:: GIVEN RECORDS ::

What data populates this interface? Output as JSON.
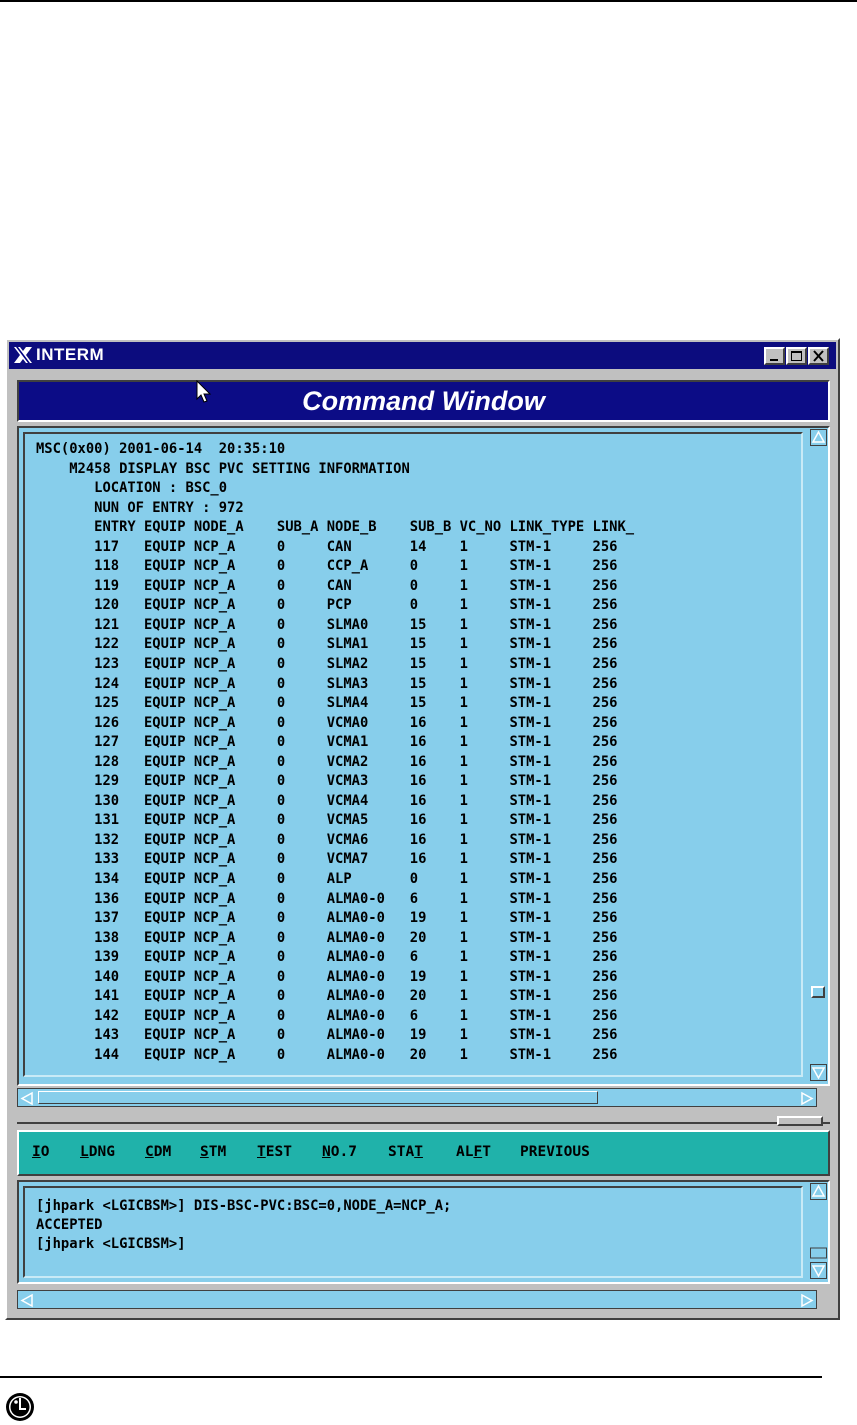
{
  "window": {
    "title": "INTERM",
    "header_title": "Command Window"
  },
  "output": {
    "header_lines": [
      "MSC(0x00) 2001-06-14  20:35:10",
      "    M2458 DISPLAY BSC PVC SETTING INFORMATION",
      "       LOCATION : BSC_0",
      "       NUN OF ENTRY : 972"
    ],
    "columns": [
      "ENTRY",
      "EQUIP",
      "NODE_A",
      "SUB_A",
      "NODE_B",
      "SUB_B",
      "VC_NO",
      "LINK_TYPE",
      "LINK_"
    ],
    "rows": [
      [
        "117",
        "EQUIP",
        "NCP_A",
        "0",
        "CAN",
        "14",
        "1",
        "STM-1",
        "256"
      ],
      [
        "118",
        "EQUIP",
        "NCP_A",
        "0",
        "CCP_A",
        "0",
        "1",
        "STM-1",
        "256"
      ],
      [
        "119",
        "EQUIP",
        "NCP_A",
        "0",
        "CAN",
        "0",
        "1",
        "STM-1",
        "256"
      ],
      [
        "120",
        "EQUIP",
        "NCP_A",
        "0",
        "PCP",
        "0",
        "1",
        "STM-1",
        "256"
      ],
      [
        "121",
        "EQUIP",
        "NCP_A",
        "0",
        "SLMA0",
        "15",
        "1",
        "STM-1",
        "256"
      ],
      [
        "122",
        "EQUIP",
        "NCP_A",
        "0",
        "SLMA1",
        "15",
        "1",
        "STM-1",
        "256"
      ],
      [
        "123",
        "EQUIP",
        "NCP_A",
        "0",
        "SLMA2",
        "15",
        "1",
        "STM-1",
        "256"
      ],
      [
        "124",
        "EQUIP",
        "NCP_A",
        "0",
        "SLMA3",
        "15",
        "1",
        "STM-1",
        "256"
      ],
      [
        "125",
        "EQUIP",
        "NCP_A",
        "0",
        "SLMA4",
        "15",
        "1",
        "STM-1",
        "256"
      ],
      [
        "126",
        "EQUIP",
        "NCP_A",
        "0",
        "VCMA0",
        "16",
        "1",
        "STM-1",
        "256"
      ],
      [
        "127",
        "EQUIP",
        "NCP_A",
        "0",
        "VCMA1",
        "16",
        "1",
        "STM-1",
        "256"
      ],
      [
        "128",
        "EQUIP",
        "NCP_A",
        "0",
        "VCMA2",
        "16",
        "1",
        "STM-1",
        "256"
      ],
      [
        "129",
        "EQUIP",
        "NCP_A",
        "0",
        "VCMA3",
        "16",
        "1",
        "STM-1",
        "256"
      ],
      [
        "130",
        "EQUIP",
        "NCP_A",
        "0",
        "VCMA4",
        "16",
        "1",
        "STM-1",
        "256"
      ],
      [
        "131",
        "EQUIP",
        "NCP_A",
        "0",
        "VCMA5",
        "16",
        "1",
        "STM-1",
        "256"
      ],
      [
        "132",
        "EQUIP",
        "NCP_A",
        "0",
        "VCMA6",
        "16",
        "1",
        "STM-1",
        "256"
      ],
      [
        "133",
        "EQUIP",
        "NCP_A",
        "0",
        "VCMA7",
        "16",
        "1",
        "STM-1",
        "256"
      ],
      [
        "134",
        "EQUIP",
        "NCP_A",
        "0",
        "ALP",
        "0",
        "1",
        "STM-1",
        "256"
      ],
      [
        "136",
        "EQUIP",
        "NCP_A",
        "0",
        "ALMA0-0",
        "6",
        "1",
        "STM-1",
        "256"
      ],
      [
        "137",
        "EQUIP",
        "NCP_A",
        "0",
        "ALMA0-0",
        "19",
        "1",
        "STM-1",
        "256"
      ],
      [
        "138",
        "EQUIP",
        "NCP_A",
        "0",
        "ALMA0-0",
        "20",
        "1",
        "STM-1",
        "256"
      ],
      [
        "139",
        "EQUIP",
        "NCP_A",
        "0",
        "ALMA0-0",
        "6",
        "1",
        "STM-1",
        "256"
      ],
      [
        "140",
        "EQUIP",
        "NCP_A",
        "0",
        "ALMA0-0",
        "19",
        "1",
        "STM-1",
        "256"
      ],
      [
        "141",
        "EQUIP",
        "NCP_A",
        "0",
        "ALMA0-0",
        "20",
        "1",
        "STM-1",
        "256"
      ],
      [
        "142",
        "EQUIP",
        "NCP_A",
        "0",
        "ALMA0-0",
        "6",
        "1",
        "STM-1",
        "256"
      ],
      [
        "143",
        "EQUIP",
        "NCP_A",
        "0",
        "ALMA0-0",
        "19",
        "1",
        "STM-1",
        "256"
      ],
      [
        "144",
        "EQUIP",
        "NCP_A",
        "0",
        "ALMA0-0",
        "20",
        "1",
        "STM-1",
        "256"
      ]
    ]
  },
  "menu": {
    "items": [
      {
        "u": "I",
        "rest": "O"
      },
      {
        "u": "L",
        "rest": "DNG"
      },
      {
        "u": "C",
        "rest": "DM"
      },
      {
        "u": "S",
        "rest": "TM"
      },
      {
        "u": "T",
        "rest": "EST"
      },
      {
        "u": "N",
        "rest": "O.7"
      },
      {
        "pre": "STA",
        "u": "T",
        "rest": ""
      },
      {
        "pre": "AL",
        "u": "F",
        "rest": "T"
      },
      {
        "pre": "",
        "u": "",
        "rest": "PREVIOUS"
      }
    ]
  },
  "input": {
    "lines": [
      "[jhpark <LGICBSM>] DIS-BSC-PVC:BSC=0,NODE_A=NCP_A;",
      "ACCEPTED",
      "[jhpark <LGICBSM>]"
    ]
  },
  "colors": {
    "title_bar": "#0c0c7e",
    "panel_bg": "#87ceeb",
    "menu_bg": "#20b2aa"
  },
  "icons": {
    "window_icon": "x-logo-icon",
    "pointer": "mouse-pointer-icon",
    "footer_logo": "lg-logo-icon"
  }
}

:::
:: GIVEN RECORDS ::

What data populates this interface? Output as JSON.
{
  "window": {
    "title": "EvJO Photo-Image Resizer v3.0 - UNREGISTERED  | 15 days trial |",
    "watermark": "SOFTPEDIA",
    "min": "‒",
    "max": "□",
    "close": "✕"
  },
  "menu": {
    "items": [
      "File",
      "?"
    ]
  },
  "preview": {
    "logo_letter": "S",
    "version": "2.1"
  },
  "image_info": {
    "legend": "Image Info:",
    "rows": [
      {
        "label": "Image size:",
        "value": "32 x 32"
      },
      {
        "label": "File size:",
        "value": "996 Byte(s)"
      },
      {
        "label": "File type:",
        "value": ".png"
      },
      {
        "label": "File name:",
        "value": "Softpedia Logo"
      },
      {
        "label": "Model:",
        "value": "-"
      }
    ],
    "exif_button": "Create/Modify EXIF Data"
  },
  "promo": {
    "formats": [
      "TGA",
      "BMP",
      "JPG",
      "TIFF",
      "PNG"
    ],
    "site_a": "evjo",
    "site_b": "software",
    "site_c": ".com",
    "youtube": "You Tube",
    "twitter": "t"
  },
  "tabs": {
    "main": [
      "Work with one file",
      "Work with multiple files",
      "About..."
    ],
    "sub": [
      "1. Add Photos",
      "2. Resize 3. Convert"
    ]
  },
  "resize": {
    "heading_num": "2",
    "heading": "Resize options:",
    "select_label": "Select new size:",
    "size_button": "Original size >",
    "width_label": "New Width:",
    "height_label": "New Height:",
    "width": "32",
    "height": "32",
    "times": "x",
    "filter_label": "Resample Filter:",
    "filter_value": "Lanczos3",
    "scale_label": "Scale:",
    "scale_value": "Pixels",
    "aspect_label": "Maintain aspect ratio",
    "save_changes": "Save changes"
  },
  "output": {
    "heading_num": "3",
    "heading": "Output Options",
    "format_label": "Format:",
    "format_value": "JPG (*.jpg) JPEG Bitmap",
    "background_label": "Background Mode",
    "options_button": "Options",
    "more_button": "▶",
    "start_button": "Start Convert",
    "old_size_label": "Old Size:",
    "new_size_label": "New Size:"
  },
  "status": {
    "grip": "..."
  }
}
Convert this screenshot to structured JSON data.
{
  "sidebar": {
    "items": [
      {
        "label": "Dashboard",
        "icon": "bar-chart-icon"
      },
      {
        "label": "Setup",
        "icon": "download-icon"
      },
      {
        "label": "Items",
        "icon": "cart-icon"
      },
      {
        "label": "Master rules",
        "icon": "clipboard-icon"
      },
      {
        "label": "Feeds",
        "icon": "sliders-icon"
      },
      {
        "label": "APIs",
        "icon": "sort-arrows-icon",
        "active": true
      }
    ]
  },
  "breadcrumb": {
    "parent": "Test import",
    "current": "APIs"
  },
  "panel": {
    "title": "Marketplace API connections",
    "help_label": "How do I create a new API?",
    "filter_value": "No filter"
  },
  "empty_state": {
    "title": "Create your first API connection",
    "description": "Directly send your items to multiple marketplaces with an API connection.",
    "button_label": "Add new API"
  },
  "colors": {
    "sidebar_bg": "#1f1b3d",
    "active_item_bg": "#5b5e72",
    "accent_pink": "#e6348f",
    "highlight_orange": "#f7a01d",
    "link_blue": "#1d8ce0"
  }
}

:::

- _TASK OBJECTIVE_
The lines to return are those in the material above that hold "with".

- _WRITTEN ANSWER_
      "Work with one file",
      "Work with multiple files",
    "description": "Directly send your items to multiple marketplaces with an API connection.",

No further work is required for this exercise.